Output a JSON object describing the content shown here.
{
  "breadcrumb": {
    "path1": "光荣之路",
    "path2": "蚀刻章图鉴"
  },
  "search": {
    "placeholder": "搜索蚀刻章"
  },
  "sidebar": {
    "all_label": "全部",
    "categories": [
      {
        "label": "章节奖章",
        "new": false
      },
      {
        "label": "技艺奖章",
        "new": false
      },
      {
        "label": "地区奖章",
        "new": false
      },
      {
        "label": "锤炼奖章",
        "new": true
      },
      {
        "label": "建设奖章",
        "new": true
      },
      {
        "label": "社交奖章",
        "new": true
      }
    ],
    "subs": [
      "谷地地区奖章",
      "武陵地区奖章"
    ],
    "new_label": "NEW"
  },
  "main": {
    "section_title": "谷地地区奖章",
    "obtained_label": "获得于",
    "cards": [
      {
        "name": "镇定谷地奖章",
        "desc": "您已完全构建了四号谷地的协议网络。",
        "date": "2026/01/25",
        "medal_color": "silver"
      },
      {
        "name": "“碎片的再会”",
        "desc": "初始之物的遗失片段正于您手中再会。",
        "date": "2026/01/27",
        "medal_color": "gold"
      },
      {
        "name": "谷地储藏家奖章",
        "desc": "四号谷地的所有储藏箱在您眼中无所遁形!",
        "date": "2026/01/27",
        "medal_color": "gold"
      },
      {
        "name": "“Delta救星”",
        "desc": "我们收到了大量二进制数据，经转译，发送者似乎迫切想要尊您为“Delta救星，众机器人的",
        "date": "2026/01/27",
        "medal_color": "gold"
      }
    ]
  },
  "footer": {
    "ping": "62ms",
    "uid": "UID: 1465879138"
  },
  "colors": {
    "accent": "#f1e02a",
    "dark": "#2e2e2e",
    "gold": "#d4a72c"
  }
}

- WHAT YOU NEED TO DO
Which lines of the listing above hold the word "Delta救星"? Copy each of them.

- SOLUTION FOR THIS PROBLEM
        "name": "“Delta救星”",
        "desc": "我们收到了大量二进制数据，经转译，发送者似乎迫切想要尊您为“Delta救星，众机器人的",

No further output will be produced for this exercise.